_To do_
Reproduce every record exactly as written.

################

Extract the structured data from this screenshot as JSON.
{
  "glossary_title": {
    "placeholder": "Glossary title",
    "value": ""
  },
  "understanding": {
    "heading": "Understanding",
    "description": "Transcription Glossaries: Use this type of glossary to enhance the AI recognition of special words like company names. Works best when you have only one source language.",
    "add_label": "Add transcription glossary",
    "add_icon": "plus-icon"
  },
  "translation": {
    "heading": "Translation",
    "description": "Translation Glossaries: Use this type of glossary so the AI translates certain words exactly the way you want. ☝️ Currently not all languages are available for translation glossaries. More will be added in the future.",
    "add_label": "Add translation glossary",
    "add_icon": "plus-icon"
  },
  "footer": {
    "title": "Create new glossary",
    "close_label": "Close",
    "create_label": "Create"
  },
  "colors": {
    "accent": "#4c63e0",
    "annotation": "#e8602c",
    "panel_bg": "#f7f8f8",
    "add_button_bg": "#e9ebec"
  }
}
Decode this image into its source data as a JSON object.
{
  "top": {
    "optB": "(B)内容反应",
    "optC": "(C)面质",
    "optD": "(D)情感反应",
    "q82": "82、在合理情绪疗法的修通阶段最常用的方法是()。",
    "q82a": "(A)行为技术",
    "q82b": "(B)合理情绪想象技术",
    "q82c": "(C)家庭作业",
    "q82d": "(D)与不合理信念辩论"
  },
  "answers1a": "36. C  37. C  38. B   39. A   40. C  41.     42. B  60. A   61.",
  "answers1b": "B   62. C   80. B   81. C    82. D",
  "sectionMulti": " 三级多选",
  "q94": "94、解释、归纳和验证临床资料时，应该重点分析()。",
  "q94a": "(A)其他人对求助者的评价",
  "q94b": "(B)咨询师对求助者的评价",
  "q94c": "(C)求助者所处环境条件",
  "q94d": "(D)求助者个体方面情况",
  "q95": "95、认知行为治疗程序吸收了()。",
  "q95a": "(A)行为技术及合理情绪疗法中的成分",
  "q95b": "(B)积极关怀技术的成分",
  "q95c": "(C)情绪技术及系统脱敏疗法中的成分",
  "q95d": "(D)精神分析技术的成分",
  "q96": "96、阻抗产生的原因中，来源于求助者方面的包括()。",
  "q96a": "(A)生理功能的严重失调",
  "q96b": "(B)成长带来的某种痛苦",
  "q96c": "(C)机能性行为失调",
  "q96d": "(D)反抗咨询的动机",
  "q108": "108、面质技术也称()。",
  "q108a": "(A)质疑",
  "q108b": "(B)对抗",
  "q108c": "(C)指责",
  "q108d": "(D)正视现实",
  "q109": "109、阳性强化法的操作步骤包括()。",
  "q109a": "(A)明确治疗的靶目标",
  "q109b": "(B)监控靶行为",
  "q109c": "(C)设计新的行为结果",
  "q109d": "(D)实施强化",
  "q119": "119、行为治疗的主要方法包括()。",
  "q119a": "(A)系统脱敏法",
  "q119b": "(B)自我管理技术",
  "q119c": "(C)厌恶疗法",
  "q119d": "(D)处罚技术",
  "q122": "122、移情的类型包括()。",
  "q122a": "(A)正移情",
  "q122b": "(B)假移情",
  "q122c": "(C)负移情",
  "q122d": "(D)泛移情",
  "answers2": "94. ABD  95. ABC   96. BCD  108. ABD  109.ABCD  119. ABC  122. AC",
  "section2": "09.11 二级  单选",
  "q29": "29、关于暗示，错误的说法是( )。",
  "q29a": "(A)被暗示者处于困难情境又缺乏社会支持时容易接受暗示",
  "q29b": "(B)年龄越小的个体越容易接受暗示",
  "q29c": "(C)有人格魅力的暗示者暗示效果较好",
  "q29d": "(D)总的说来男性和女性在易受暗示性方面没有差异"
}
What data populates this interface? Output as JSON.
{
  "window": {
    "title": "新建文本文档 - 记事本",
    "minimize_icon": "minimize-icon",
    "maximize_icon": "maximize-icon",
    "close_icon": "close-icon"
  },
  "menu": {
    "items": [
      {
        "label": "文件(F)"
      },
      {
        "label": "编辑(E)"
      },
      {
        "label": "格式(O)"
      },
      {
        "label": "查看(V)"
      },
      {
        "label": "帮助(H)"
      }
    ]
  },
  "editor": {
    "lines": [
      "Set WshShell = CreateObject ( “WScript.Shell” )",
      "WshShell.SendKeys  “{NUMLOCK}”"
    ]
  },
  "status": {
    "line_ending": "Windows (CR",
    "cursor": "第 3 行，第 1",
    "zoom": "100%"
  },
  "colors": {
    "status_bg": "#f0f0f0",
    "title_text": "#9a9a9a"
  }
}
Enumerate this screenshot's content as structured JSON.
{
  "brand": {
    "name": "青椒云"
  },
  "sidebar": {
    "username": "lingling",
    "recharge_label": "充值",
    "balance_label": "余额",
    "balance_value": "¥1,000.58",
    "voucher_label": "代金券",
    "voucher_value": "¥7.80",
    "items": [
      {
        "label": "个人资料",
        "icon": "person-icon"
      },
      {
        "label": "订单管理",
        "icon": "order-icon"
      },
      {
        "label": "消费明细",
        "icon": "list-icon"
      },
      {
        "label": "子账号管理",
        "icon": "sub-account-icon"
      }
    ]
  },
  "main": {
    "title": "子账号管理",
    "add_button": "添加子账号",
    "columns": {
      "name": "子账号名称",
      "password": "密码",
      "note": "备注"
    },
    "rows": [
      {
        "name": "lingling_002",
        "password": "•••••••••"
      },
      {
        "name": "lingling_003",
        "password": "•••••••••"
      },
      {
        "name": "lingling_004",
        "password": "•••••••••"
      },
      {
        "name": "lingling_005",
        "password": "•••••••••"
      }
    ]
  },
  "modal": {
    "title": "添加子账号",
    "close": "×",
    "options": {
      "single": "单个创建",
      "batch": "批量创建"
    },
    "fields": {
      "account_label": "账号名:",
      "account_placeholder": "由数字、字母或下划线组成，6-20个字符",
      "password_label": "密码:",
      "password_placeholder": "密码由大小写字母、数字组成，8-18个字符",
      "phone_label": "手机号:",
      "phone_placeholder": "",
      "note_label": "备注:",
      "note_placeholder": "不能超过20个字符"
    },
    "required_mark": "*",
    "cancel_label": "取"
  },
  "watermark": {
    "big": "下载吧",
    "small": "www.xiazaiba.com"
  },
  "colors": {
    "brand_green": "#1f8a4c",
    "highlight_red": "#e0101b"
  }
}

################

_Your solution_
Extract the structured data from this screenshot as JSON.
{
  "glossary_title": {
    "placeholder": "Glossary title",
    "value": ""
  },
  "understanding": {
    "heading": "Understanding",
    "description": "Transcription Glossaries: Use this type of glossary to enhance the AI recognition of special words like company names. Works best when you have only one source language.",
    "add_label": "Add transcription glossary",
    "add_icon": "plus-icon"
  },
  "translation": {
    "heading": "Translation",
    "description": "Translation Glossaries: Use this type of glossary so the AI translates certain words exactly the way you want. ☝️ Currently not all languages are available for translation glossaries. More will be added in the future.",
    "add_label": "Add translation glossary",
    "add_icon": "plus-icon"
  },
  "footer": {
    "title": "Create new glossary",
    "close_label": "Close",
    "create_label": "Create"
  },
  "colors": {
    "accent": "#4c63e0",
    "annotation": "#e8602c",
    "panel_bg": "#f7f8f8",
    "add_button_bg": "#e9ebec"
  }
}
Decode this image into its source data as a JSON object.
{
  "top": {
    "optB": "(B)内容反应",
    "optC": "(C)面质",
    "optD": "(D)情感反应",
    "q82": "82、在合理情绪疗法的修通阶段最常用的方法是()。",
    "q82a": "(A)行为技术",
    "q82b": "(B)合理情绪想象技术",
    "q82c": "(C)家庭作业",
    "q82d": "(D)与不合理信念辩论"
  },
  "answers1a": "36. C  37. C  38. B   39. A   40. C  41.     42. B  60. A   61.",
  "answers1b": "B   62. C   80. B   81. C    82. D",
  "sectionMulti": " 三级多选",
  "q94": "94、解释、归纳和验证临床资料时，应该重点分析()。",
  "q94a": "(A)其他人对求助者的评价",
  "q94b": "(B)咨询师对求助者的评价",
  "q94c": "(C)求助者所处环境条件",
  "q94d": "(D)求助者个体方面情况",
  "q95": "95、认知行为治疗程序吸收了()。",
  "q95a": "(A)行为技术及合理情绪疗法中的成分",
  "q95b": "(B)积极关怀技术的成分",
  "q95c": "(C)情绪技术及系统脱敏疗法中的成分",
  "q95d": "(D)精神分析技术的成分",
  "q96": "96、阻抗产生的原因中，来源于求助者方面的包括()。",
  "q96a": "(A)生理功能的严重失调",
  "q96b": "(B)成长带来的某种痛苦",
  "q96c": "(C)机能性行为失调",
  "q96d": "(D)反抗咨询的动机",
  "q108": "108、面质技术也称()。",
  "q108a": "(A)质疑",
  "q108b": "(B)对抗",
  "q108c": "(C)指责",
  "q108d": "(D)正视现实",
  "q109": "109、阳性强化法的操作步骤包括()。",
  "q109a": "(A)明确治疗的靶目标",
  "q109b": "(B)监控靶行为",
  "q109c": "(C)设计新的行为结果",
  "q109d": "(D)实施强化",
  "q119": "119、行为治疗的主要方法包括()。",
  "q119a": "(A)系统脱敏法",
  "q119b": "(B)自我管理技术",
  "q119c": "(C)厌恶疗法",
  "q119d": "(D)处罚技术",
  "q122": "122、移情的类型包括()。",
  "q122a": "(A)正移情",
  "q122b": "(B)假移情",
  "q122c": "(C)负移情",
  "q122d": "(D)泛移情",
  "answers2": "94. ABD  95. ABC   96. BCD  108. ABD  109.ABCD  119. ABC  122. AC",
  "section2": "09.11 二级  单选",
  "q29": "29、关于暗示，错误的说法是( )。",
  "q29a": "(A)被暗示者处于困难情境又缺乏社会支持时容易接受暗示",
  "q29b": "(B)年龄越小的个体越容易接受暗示",
  "q29c": "(C)有人格魅力的暗示者暗示效果较好",
  "q29d": "(D)总的说来男性和女性在易受暗示性方面没有差异"
}
What data populates this interface? Output as JSON.
{
  "window": {
    "title": "新建文本文档 - 记事本",
    "minimize_icon": "minimize-icon",
    "maximize_icon": "maximize-icon",
    "close_icon": "close-icon"
  },
  "menu": {
    "items": [
      {
        "label": "文件(F)"
      },
      {
        "label": "编辑(E)"
      },
      {
        "label": "格式(O)"
      },
      {
        "label": "查看(V)"
      },
      {
        "label": "帮助(H)"
      }
    ]
  },
  "editor": {
    "lines": [
      "Set WshShell = CreateObject ( “WScript.Shell” )",
      "WshShell.SendKeys  “{NUMLOCK}”"
    ]
  },
  "status": {
    "line_ending": "Windows (CR",
    "cursor": "第 3 行，第 1",
    "zoom": "100%"
  },
  "colors": {
    "status_bg": "#f0f0f0",
    "title_text": "#9a9a9a"
  }
}
Enumerate this screenshot's content as structured JSON.
{
  "brand": {
    "name": "青椒云"
  },
  "sidebar": {
    "username": "lingling",
    "recharge_label": "充值",
    "balance_label": "余额",
    "balance_value": "¥1,000.58",
    "voucher_label": "代金券",
    "voucher_value": "¥7.80",
    "items": [
      {
        "label": "个人资料",
        "icon": "person-icon"
      },
      {
        "label": "订单管理",
        "icon": "order-icon"
      },
      {
        "label": "消费明细",
        "icon": "list-icon"
      },
      {
        "label": "子账号管理",
        "icon": "sub-account-icon"
      }
    ]
  },
  "main": {
    "title": "子账号管理",
    "add_button": "添加子账号",
    "columns": {
      "name": "子账号名称",
      "password": "密码",
      "note": "备注"
    },
    "rows": [
      {
        "name": "lingling_002",
        "password": "•••••••••"
      },
      {
        "name": "lingling_003",
        "password": "•••••••••"
      },
      {
        "name": "lingling_004",
        "password": "•••••••••"
      },
      {
        "name": "lingling_005",
        "password": "•••••••••"
      }
    ]
  },
  "modal": {
    "title": "添加子账号",
    "close": "×",
    "options": {
      "single": "单个创建",
      "batch": "批量创建"
    },
    "fields": {
      "account_label": "账号名:",
      "account_placeholder": "由数字、字母或下划线组成，6-20个字符",
      "password_label": "密码:",
      "password_placeholder": "密码由大小写字母、数字组成，8-18个字符",
      "phone_label": "手机号:",
      "phone_placeholder": "",
      "note_label": "备注:",
      "note_placeholder": "不能超过20个字符"
    },
    "required_mark": "*",
    "cancel_label": "取"
  },
  "watermark": {
    "big": "下载吧",
    "small": "www.xiazaiba.com"
  },
  "colors": {
    "brand_green": "#1f8a4c",
    "highlight_red": "#e0101b"
  }
}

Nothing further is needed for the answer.